• PROMPT:
Give back every record exactly as it reads.

• Component data from apps and pages:

*-*-*

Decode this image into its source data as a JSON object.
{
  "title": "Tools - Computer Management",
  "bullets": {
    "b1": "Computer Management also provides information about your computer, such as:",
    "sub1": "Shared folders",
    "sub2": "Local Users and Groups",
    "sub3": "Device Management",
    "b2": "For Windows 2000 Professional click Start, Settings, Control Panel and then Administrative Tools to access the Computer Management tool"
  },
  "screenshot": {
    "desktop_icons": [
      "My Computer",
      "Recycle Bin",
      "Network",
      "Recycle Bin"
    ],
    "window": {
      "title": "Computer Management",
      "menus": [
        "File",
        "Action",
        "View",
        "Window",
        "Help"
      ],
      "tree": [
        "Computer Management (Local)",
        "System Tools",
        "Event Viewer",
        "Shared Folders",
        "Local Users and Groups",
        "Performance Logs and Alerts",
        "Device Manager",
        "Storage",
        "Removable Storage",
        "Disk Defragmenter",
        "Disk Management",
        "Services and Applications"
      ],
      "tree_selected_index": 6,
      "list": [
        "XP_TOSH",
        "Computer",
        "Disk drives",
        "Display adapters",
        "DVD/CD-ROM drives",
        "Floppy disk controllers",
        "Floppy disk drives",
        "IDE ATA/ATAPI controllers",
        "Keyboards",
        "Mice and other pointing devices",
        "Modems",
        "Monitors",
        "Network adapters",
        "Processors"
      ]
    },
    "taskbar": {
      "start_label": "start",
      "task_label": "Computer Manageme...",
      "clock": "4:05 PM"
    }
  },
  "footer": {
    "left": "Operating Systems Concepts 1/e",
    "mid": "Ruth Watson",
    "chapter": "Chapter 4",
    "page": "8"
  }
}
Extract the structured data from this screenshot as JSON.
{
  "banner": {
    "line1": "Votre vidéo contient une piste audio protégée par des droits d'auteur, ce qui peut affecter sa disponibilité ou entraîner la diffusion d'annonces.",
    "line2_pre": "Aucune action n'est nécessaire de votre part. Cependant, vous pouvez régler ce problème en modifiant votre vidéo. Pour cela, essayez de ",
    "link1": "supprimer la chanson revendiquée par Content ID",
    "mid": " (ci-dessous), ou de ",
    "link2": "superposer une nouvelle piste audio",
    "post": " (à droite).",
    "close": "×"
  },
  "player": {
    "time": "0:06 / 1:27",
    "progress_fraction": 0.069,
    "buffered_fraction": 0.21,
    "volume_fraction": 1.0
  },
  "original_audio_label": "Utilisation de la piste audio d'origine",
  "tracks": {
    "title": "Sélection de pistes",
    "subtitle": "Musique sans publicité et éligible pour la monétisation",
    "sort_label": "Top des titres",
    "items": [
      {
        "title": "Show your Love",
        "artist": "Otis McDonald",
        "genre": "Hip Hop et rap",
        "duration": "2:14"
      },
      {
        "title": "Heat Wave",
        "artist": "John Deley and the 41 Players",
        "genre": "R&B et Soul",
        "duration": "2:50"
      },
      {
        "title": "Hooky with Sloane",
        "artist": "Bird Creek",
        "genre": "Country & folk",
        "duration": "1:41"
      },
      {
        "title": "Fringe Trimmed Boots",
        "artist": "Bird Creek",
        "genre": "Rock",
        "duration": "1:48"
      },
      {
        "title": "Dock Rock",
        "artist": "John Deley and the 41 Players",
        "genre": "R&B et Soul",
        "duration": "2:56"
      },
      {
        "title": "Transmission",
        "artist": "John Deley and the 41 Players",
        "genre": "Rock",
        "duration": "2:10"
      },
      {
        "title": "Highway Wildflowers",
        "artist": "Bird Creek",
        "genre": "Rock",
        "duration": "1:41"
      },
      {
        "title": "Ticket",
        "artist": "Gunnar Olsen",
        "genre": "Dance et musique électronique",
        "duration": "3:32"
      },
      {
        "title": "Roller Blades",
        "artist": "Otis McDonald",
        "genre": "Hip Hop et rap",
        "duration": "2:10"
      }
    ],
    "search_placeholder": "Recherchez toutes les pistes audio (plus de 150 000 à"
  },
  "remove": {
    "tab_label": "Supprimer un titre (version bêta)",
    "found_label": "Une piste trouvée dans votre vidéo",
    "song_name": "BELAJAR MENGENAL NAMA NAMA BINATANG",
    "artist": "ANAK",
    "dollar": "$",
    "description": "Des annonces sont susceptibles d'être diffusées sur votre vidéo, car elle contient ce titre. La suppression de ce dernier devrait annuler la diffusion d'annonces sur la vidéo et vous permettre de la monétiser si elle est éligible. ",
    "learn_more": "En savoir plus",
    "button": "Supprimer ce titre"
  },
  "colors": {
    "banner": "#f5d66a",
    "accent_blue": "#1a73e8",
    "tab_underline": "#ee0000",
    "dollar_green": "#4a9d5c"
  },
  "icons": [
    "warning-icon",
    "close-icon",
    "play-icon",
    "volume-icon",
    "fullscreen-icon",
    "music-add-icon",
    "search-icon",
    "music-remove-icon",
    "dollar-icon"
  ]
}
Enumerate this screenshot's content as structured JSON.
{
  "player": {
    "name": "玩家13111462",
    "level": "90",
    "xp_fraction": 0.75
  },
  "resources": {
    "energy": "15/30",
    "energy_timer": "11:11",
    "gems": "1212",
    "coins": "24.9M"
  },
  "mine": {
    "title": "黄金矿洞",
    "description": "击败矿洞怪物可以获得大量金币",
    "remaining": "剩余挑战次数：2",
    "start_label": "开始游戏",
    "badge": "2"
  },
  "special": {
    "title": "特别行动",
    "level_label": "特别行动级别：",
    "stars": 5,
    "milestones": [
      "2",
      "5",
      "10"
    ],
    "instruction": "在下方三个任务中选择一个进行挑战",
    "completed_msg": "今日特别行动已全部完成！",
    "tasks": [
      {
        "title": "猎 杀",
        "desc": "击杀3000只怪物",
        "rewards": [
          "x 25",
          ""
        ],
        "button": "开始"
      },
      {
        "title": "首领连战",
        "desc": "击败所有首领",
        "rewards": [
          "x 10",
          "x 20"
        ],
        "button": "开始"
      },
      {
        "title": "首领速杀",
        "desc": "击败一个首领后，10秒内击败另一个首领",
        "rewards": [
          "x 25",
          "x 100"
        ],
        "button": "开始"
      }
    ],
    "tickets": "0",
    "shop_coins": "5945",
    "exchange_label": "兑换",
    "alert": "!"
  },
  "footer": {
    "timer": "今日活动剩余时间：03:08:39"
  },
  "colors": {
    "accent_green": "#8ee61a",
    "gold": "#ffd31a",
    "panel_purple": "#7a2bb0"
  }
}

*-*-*

• OUTPUT FOR THIS TASK:
Decode this image into its source data as a JSON object.
{
  "title": "Tools - Computer Management",
  "bullets": {
    "b1": "Computer Management also provides information about your computer, such as:",
    "sub1": "Shared folders",
    "sub2": "Local Users and Groups",
    "sub3": "Device Management",
    "b2": "For Windows 2000 Professional click Start, Settings, Control Panel and then Administrative Tools to access the Computer Management tool"
  },
  "screenshot": {
    "desktop_icons": [
      "My Computer",
      "Recycle Bin",
      "Network",
      "Recycle Bin"
    ],
    "window": {
      "title": "Computer Management",
      "menus": [
        "File",
        "Action",
        "View",
        "Window",
        "Help"
      ],
      "tree": [
        "Computer Management (Local)",
        "System Tools",
        "Event Viewer",
        "Shared Folders",
        "Local Users and Groups",
        "Performance Logs and Alerts",
        "Device Manager",
        "Storage",
        "Removable Storage",
        "Disk Defragmenter",
        "Disk Management",
        "Services and Applications"
      ],
      "tree_selected_index": 6,
      "list": [
        "XP_TOSH",
        "Computer",
        "Disk drives",
        "Display adapters",
        "DVD/CD-ROM drives",
        "Floppy disk controllers",
        "Floppy disk drives",
        "IDE ATA/ATAPI controllers",
        "Keyboards",
        "Mice and other pointing devices",
        "Modems",
        "Monitors",
        "Network adapters",
        "Processors"
      ]
    },
    "taskbar": {
      "start_label": "start",
      "task_label": "Computer Manageme...",
      "clock": "4:05 PM"
    }
  },
  "footer": {
    "left": "Operating Systems Concepts 1/e",
    "mid": "Ruth Watson",
    "chapter": "Chapter 4",
    "page": "8"
  }
}
Extract the structured data from this screenshot as JSON.
{
  "banner": {
    "line1": "Votre vidéo contient une piste audio protégée par des droits d'auteur, ce qui peut affecter sa disponibilité ou entraîner la diffusion d'annonces.",
    "line2_pre": "Aucune action n'est nécessaire de votre part. Cependant, vous pouvez régler ce problème en modifiant votre vidéo. Pour cela, essayez de ",
    "link1": "supprimer la chanson revendiquée par Content ID",
    "mid": " (ci-dessous), ou de ",
    "link2": "superposer une nouvelle piste audio",
    "post": " (à droite).",
    "close": "×"
  },
  "player": {
    "time": "0:06 / 1:27",
    "progress_fraction": 0.069,
    "buffered_fraction": 0.21,
    "volume_fraction": 1.0
  },
  "original_audio_label": "Utilisation de la piste audio d'origine",
  "tracks": {
    "title": "Sélection de pistes",
    "subtitle": "Musique sans publicité et éligible pour la monétisation",
    "sort_label": "Top des titres",
    "items": [
      {
        "title": "Show your Love",
        "artist": "Otis McDonald",
        "genre": "Hip Hop et rap",
        "duration": "2:14"
      },
      {
        "title": "Heat Wave",
        "artist": "John Deley and the 41 Players",
        "genre": "R&B et Soul",
        "duration": "2:50"
      },
      {
        "title": "Hooky with Sloane",
        "artist": "Bird Creek",
        "genre": "Country & folk",
        "duration": "1:41"
      },
      {
        "title": "Fringe Trimmed Boots",
        "artist": "Bird Creek",
        "genre": "Rock",
        "duration": "1:48"
      },
      {
        "title": "Dock Rock",
        "artist": "John Deley and the 41 Players",
        "genre": "R&B et Soul",
        "duration": "2:56"
      },
      {
        "title": "Transmission",
        "artist": "John Deley and the 41 Players",
        "genre": "Rock",
        "duration": "2:10"
      },
      {
        "title": "Highway Wildflowers",
        "artist": "Bird Creek",
        "genre": "Rock",
        "duration": "1:41"
      },
      {
        "title": "Ticket",
        "artist": "Gunnar Olsen",
        "genre": "Dance et musique électronique",
        "duration": "3:32"
      },
      {
        "title": "Roller Blades",
        "artist": "Otis McDonald",
        "genre": "Hip Hop et rap",
        "duration": "2:10"
      }
    ],
    "search_placeholder": "Recherchez toutes les pistes audio (plus de 150 000 à"
  },
  "remove": {
    "tab_label": "Supprimer un titre (version bêta)",
    "found_label": "Une piste trouvée dans votre vidéo",
    "song_name": "BELAJAR MENGENAL NAMA NAMA BINATANG",
    "artist": "ANAK",
    "dollar": "$",
    "description": "Des annonces sont susceptibles d'être diffusées sur votre vidéo, car elle contient ce titre. La suppression de ce dernier devrait annuler la diffusion d'annonces sur la vidéo et vous permettre de la monétiser si elle est éligible. ",
    "learn_more": "En savoir plus",
    "button": "Supprimer ce titre"
  },
  "colors": {
    "banner": "#f5d66a",
    "accent_blue": "#1a73e8",
    "tab_underline": "#ee0000",
    "dollar_green": "#4a9d5c"
  },
  "icons": [
    "warning-icon",
    "close-icon",
    "play-icon",
    "volume-icon",
    "fullscreen-icon",
    "music-add-icon",
    "search-icon",
    "music-remove-icon",
    "dollar-icon"
  ]
}
Enumerate this screenshot's content as structured JSON.
{
  "player": {
    "name": "玩家13111462",
    "level": "90",
    "xp_fraction": 0.75
  },
  "resources": {
    "energy": "15/30",
    "energy_timer": "11:11",
    "gems": "1212",
    "coins": "24.9M"
  },
  "mine": {
    "title": "黄金矿洞",
    "description": "击败矿洞怪物可以获得大量金币",
    "remaining": "剩余挑战次数：2",
    "start_label": "开始游戏",
    "badge": "2"
  },
  "special": {
    "title": "特别行动",
    "level_label": "特别行动级别：",
    "stars": 5,
    "milestones": [
      "2",
      "5",
      "10"
    ],
    "instruction": "在下方三个任务中选择一个进行挑战",
    "completed_msg": "今日特别行动已全部完成！",
    "tasks": [
      {
        "title": "猎 杀",
        "desc": "击杀3000只怪物",
        "rewards": [
          "x 25",
          ""
        ],
        "button": "开始"
      },
      {
        "title": "首领连战",
        "desc": "击败所有首领",
        "rewards": [
          "x 10",
          "x 20"
        ],
        "button": "开始"
      },
      {
        "title": "首领速杀",
        "desc": "击败一个首领后，10秒内击败另一个首领",
        "rewards": [
          "x 25",
          "x 100"
        ],
        "button": "开始"
      }
    ],
    "tickets": "0",
    "shop_coins": "5945",
    "exchange_label": "兑换",
    "alert": "!"
  },
  "footer": {
    "timer": "今日活动剩余时间：03:08:39"
  },
  "colors": {
    "accent_green": "#8ee61a",
    "gold": "#ffd31a",
    "panel_purple": "#7a2bb0"
  }
}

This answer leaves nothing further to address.